Author David WeberWith over seven million copies of his books in print and seventeen titles on the New York Times bestseller list, David Weber is the science fiction publishing phenomenon of the new millennium. In the hugely-popular Honor Harrington series, the spirit of C.S. Forester’s Horatio Hornblower and Patrick O’Brian’s Master and Commander lives on—into the galactic future. Books in the Honor Harrington and Honoverse series have appeared on fourteen best seller lists, including those of The Wall Street Journal, The New York Times, and USA Today. While Weber is best known for his spirited, modern-minded space operas, he is also the creator of the Oath of Swords fantasy series and the Dahak saga, a science fiction and fantasy hybrid. Weber is has also engaged in a steady stream of bestselling collaborations including his Starfire Series with Steve White, which produced the New York Times bestseller The Shiva Option among others. Weber’s collaboration with alternate history master Eric Flint led to the bestselling 1634: The Baltic War, and his planetary adventure novels with military science fiction ace and multiple national best-seller John Ringo includes the blockbusters March to the Stars and We Few. Finally, Weber’s teaming with Linda Evans produced the bestselling Multiverse series. David Weber makes his home in South Carolina with his wife and children.

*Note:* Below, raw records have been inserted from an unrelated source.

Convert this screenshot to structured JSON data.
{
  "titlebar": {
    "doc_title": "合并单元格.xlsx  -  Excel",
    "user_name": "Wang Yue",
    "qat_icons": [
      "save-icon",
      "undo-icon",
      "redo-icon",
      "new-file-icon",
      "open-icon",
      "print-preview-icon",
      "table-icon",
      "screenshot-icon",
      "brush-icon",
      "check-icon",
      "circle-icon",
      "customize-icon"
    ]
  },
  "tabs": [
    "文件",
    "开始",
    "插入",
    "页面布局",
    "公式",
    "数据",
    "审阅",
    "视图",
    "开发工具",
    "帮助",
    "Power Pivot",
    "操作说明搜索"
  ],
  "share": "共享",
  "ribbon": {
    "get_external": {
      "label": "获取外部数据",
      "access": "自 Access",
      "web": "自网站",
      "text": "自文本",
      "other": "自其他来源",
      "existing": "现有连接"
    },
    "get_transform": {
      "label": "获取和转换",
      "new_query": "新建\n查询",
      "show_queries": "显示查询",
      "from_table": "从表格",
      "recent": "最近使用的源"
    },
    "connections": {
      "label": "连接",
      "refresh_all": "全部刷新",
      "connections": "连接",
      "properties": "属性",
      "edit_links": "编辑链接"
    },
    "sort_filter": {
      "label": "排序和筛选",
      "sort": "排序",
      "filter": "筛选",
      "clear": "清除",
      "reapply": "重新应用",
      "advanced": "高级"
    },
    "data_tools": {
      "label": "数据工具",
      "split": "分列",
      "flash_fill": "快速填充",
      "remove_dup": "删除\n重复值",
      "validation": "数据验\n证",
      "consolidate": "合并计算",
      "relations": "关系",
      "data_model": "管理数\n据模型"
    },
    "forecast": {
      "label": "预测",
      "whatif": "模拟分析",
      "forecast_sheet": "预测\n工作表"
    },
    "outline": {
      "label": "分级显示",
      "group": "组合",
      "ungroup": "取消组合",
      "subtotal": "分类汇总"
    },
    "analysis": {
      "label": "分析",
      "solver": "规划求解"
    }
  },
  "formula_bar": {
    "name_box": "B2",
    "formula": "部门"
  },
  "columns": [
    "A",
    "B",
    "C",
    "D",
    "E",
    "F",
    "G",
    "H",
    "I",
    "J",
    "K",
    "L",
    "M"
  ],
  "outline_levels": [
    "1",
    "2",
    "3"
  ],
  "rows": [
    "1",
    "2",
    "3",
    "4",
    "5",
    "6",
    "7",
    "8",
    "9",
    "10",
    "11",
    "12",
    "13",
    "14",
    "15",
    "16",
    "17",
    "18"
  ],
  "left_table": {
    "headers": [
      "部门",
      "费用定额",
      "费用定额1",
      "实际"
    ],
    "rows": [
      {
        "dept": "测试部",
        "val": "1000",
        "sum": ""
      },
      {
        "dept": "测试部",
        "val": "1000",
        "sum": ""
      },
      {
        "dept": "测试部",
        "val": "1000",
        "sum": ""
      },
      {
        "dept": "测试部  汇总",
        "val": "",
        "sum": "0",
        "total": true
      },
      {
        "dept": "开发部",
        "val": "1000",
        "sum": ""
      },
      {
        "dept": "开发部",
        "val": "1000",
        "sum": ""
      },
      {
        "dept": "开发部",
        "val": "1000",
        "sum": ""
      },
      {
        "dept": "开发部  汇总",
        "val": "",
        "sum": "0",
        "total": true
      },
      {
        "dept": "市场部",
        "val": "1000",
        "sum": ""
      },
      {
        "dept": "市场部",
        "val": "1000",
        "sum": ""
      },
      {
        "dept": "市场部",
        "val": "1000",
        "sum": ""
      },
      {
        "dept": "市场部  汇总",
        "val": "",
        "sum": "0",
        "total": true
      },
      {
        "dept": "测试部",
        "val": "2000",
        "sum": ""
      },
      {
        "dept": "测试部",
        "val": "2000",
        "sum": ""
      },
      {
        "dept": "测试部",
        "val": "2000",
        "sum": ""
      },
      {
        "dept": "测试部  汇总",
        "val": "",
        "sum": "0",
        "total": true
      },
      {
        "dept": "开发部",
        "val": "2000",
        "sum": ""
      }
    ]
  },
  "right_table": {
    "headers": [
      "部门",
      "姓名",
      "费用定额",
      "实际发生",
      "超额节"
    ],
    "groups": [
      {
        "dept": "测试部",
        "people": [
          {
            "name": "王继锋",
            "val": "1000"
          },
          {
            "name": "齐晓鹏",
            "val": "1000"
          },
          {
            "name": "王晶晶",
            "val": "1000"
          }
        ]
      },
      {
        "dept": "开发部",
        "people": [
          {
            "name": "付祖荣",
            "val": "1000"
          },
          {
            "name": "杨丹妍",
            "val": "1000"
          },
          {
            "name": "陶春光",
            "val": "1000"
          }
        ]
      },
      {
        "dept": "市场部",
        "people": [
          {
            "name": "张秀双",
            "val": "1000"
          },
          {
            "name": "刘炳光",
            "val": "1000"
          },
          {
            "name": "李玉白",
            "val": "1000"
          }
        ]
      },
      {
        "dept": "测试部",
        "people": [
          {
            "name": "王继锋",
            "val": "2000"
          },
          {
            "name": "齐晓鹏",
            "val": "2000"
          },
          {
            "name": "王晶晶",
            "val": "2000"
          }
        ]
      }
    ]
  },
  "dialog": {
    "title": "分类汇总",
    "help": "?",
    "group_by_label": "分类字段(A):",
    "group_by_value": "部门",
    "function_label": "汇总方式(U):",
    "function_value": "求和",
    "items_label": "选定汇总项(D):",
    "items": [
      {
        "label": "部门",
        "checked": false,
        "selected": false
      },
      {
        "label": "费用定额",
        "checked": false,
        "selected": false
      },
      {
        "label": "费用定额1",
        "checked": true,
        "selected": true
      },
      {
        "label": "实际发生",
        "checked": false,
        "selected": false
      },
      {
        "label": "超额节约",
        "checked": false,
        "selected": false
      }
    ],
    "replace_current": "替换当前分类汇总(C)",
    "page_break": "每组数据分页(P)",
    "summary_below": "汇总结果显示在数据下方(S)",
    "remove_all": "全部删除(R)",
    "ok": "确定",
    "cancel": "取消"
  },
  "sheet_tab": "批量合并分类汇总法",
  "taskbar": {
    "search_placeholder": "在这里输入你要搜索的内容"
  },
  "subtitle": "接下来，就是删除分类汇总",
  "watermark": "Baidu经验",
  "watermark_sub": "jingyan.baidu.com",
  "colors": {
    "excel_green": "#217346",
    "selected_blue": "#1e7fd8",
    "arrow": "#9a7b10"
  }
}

About the Narrator

George Guidall, winner of eighty AudioFile Erphones Awards, has twice won the prestigious Audie Award for Excellence in Audiobook Narration. In 2014 the Audio Publishers Association presented him with the Special Achievement Award for an audiobook narrator of exceptional stature and accomplishment. During his thirty-year recording career he has recorded over 1,100 audiobooks, won multiple awards, been a mentor to many narrators, and shown by example the potential of fine storytelling. Among Guidall’s narration achievements are Crime and Punishment, The Iliad, and John Irving’s A Widow for One Year, which earned him an Audie Award for best unabridged narration of a novel, an honor he captured again for his rendition of Wally Lamb’s I Know This Much Is True. Guidall’s forty-year acting career includes starring roles on Broadway, an Obie Award for best performance off Broadway, and frequent television appearances.